╭─ Record set
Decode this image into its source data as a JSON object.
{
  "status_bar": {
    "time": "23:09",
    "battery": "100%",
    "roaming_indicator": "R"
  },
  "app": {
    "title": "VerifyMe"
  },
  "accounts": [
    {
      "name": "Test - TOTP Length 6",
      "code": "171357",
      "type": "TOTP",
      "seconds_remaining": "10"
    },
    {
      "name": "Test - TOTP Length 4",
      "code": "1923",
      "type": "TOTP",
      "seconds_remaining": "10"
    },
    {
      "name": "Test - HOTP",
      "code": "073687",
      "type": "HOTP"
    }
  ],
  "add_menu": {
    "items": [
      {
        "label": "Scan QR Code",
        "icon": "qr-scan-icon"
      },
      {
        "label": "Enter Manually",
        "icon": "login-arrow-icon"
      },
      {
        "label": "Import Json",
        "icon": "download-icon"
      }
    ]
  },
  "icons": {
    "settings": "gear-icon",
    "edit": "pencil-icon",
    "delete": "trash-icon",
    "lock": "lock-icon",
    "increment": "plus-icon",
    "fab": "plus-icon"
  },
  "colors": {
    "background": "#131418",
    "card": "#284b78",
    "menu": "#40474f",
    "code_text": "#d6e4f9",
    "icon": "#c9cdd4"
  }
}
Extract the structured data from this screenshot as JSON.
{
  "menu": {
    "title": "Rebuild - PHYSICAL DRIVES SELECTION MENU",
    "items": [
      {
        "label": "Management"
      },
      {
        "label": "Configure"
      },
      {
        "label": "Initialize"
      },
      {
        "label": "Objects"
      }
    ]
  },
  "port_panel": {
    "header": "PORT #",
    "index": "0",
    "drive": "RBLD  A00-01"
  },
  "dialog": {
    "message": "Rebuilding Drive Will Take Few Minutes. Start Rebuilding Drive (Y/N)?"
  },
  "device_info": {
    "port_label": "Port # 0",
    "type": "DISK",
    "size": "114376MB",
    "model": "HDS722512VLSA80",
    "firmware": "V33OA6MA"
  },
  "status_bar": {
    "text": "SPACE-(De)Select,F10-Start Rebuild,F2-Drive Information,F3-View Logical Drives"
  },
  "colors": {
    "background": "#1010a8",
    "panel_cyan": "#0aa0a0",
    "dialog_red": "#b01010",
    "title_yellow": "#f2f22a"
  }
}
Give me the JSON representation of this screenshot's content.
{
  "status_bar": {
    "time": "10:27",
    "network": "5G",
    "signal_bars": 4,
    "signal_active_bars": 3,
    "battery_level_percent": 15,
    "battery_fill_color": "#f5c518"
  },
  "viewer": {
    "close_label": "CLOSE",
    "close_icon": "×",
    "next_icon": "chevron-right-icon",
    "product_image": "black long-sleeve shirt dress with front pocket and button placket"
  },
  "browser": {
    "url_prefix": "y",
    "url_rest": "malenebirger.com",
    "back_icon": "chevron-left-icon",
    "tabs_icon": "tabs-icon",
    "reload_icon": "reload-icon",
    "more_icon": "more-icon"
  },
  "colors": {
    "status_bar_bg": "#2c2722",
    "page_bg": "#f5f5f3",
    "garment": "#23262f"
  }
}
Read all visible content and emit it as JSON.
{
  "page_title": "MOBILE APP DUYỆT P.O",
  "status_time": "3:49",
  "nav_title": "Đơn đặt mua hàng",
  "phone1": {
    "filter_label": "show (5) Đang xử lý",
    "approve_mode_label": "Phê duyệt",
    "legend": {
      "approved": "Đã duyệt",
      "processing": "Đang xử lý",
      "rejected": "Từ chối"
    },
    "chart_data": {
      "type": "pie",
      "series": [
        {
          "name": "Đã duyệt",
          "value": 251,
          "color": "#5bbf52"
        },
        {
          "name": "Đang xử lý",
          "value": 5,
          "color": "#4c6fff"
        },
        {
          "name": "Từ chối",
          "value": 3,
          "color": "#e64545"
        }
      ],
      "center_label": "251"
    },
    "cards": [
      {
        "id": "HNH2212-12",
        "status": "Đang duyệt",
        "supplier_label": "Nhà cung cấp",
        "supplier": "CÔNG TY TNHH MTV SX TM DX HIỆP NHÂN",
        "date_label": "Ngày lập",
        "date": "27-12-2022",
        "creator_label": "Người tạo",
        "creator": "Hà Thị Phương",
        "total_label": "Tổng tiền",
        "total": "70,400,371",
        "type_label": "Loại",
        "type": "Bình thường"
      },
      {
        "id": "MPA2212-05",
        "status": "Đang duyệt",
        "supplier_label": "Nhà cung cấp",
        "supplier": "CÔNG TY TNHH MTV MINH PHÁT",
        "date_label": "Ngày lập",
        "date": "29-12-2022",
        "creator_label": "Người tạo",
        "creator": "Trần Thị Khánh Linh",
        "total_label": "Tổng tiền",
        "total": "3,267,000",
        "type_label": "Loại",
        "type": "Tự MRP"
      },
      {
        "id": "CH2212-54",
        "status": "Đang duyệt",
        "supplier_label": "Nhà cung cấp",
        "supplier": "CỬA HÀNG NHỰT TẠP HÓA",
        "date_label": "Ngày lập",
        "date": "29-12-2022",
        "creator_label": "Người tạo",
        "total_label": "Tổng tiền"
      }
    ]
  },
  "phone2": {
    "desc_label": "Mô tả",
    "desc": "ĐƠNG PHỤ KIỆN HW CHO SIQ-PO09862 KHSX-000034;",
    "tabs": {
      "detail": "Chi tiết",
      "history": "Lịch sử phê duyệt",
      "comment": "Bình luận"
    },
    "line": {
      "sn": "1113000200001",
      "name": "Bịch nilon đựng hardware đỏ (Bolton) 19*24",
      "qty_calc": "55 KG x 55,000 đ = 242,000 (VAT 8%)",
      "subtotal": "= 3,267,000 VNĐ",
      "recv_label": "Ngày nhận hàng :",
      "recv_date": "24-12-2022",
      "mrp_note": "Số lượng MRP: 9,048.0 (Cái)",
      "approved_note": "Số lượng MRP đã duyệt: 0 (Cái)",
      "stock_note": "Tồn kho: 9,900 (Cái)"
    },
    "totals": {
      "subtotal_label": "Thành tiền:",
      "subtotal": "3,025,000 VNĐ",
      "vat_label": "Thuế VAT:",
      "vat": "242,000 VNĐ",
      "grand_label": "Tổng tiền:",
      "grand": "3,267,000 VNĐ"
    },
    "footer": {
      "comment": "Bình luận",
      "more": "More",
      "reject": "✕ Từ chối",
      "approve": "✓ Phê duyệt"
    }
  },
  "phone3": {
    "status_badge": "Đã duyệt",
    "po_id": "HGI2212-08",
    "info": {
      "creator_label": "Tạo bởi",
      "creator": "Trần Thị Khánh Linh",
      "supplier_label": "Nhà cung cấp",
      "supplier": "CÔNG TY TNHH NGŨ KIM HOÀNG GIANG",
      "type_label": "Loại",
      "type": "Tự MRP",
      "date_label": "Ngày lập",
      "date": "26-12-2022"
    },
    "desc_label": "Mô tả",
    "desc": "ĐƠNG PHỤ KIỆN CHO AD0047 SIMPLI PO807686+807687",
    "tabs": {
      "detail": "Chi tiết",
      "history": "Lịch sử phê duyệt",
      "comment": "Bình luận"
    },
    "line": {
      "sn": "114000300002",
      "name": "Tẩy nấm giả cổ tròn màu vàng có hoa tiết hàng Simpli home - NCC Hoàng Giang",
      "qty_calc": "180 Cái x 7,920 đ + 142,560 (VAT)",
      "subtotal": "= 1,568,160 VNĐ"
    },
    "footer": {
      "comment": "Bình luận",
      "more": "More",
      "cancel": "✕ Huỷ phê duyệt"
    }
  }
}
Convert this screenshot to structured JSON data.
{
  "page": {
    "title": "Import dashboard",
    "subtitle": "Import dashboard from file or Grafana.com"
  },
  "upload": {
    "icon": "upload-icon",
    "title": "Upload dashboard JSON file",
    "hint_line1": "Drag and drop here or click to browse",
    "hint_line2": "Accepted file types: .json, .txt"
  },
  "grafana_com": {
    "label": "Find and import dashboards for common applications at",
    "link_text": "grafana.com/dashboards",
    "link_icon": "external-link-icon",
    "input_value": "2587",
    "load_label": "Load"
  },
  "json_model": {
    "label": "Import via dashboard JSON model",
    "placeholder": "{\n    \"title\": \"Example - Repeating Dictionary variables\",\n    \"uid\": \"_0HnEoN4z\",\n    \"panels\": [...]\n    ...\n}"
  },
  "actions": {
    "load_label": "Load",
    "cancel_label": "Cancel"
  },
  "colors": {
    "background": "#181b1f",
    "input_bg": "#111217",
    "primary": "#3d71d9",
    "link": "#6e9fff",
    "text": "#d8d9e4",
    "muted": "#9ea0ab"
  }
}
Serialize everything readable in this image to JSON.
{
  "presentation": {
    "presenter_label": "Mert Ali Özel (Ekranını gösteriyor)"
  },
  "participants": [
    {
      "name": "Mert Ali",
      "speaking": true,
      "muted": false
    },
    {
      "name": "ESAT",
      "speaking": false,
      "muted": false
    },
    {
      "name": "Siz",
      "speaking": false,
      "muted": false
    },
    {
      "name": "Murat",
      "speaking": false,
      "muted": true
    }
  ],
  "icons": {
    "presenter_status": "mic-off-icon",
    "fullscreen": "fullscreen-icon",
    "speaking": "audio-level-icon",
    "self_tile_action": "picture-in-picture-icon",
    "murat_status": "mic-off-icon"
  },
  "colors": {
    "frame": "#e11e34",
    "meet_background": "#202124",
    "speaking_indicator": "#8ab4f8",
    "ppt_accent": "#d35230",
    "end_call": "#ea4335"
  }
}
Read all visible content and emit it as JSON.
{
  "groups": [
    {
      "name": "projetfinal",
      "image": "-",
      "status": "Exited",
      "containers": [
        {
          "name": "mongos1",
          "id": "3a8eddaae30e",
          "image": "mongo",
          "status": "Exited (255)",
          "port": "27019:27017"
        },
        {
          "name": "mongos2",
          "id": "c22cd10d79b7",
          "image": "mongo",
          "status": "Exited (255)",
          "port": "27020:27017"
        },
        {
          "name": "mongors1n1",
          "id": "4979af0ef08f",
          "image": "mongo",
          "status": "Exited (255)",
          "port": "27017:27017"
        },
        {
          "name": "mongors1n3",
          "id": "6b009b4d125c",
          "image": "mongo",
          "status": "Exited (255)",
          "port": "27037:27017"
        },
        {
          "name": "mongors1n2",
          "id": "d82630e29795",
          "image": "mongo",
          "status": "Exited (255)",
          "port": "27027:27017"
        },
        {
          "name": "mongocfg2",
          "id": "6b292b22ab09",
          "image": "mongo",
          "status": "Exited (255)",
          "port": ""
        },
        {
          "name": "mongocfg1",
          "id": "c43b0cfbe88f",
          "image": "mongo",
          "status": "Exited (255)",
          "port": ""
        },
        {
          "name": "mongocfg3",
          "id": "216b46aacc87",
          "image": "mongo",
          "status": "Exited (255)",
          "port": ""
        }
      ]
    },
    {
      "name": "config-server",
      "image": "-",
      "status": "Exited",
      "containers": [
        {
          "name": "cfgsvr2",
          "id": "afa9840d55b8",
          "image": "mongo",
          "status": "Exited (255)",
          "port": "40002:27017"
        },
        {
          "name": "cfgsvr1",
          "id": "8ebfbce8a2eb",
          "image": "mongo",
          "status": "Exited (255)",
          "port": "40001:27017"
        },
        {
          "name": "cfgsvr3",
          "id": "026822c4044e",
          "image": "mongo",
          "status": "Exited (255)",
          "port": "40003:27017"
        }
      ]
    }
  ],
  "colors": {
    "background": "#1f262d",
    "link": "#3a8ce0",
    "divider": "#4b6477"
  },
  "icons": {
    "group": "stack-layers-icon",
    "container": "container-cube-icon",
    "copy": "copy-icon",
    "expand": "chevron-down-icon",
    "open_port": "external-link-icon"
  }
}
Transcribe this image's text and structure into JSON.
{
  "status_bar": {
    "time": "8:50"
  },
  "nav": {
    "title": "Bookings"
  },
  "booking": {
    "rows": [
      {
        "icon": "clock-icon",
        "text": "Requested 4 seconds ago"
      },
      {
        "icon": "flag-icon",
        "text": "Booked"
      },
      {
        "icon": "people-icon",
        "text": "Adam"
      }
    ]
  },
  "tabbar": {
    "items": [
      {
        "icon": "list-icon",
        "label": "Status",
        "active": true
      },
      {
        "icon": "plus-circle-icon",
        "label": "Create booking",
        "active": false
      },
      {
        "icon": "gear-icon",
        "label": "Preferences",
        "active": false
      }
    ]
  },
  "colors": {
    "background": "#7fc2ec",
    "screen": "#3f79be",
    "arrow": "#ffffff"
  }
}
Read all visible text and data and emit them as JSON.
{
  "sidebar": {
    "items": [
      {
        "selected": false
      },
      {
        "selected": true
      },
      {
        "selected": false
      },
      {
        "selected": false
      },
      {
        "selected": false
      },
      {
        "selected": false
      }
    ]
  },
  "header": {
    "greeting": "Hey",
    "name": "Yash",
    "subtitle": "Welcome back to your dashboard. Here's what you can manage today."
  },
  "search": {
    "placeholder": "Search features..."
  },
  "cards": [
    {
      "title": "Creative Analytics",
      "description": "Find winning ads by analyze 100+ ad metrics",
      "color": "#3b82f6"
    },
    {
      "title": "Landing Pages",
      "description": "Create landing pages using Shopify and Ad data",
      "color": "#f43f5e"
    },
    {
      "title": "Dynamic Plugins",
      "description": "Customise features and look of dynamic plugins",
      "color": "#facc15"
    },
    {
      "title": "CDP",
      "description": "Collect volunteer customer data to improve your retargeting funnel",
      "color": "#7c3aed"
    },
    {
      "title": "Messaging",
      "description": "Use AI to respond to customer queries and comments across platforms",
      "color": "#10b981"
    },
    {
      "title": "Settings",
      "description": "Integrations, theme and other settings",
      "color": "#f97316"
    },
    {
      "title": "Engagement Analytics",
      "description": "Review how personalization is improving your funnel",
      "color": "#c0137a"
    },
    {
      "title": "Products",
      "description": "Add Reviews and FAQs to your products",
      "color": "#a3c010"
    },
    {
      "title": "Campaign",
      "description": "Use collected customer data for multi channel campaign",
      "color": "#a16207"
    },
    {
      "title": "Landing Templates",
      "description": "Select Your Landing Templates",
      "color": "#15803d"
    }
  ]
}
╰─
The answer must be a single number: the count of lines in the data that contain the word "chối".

3